It was so hush-hush that even his wife was kept in the dark. “She knew I was acting awfully strange. I don’t know if she thought I was carrying on an affair or what.” So recalled Joseph “Joe” Whittle, U.S Attorney for the Western District of Kentucky, of his immersion in an ultra-secret investigation of bribery and corruption in the Kentucky General Assembly.
Confirmed as U.S. Attorney under President Ronald Reagan in 1986, the Grayson County native had worked to enlarge and modernize his office, prosecute civil rights and environmental cases, and collect debts owed the government through the forfeiture of assets derived from crime. But this corruption case, opened in 1990, promised to be his most consequential. The FBI had learned that some Kentucky legislators, particularly members of the Business, Organization, and Professions Committees (BOP), were willing to sell their votes in connection with the regulation of horse racing (the “trot”). To collar the wrongdoers, the feds launched Operation BOPTROT.
The undercover sting – which featured secret tape recordings, drops of cash marked with invisible ink, and the flipping of a suspect by showing him FBI file cabinets supposedly filled with incriminating evidence – was highly productive. From 1992-1995, some 17 legislators, including the House Speaker and Senate Minority Leader, were charged and convicted of bribery, conspiracy, extortion, racketeering, and lying to the FBI.
About halfway through the investigation, however, President George H.W. Bush (who had reappointed Whittle as U.S. Attorney), lost his reelection bid to Bill Clinton. Although it was Clinton’s prerogative to replace U.S. Attorneys as his own nominees were confirmed, his new Attorney General, Janet Reno, surprised all 93 incumbents by demanding their immediate resignations.

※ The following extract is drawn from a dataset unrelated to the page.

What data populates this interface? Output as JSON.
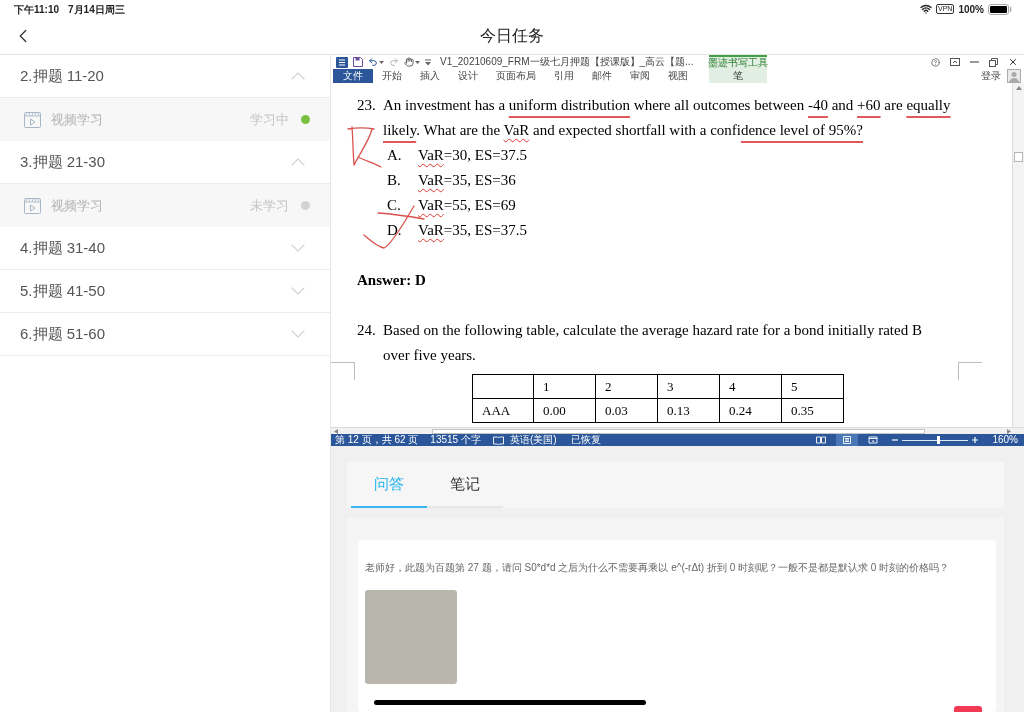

Despite warnings that some critical investigations, including BOPTROT, might be disrupted, all stepped down, including Whittle, who left office in July 1993. Many of his fellow U.S. Attorneys exchanged farewell letters with Whittle, advising of future plans and testifying to the pride they had taken in their work representing the United States.
Joe Whittle has recently donated to WKU’s Special Collections Library a collection of his correspondence, clippings and personal items covering his early legal career and his tenure as U.S. Attorney for the Western District of Kentucky. Included are speeches recalling his work on Operation BOPTROT, the history of the U.S. Attorney’s office, and summaries of his achievements. A couple of unusual items also appear. In 1985, a 38-year-old Illinois rabbi and diamond dealer disappeared while in Louisville on business. An investigation pointed to his murder, but his body remained missing for years. In the meantime, Whittle helped provide enough evidence to satisfy Jewish religious authorities that his widow was eligible to remarry. Another item is a list of predictions for 2050 prepared by Whittle in 1985 and placed in a time capsule at the Leitchfield Deposit Bank in Grayson County. Some of them proved remarkably tuned in to the future. He imagined that “80% of homes had personal computers which were used for communications, electronic mail, electronic banking and to control electrical and electronic devices”; that “most telephones were wireless and were carried on the person so that he or she could be reached by telephone wherever they might be”; and that “many people traveled within a fifty mile radius by way of electric powered automobiles and that it had become necessary by the year 2050 to restrict the use of internal combustion engines because of environmental considerations.”